YOUR GOAL — For each line below, check for "Field"; give only the total of lines where it occurs.

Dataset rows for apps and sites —
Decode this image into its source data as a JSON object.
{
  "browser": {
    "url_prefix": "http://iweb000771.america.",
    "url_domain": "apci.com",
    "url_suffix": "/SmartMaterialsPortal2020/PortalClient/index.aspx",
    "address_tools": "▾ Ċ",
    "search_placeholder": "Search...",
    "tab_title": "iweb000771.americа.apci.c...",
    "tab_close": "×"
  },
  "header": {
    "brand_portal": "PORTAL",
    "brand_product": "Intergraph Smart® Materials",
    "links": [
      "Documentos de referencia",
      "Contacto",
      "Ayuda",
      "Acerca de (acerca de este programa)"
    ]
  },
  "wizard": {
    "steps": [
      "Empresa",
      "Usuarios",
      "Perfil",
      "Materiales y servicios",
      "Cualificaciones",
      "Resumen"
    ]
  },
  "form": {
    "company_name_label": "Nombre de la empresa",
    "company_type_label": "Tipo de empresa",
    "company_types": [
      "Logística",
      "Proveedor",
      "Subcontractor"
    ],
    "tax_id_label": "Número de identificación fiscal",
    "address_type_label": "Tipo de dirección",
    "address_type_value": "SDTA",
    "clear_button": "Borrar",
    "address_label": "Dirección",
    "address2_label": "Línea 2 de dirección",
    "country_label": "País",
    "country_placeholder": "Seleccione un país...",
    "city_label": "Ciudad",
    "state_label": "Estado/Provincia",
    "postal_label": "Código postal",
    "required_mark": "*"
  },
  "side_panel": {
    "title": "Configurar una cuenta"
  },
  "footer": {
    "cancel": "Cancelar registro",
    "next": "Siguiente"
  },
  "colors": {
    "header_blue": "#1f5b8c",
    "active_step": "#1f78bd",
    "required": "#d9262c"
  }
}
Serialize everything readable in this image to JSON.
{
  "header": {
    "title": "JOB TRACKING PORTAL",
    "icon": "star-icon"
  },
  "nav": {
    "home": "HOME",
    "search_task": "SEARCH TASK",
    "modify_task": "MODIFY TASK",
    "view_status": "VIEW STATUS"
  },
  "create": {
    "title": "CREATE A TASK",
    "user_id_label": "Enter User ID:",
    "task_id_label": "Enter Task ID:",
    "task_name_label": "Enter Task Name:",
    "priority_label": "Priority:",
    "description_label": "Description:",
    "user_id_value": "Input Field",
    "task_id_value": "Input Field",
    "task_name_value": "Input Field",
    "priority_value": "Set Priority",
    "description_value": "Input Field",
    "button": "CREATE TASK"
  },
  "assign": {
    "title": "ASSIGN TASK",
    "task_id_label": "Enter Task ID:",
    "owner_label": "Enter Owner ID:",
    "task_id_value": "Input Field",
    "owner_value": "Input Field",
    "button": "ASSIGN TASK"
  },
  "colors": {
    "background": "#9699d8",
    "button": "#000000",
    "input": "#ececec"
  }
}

WRITTEN REPLY — 6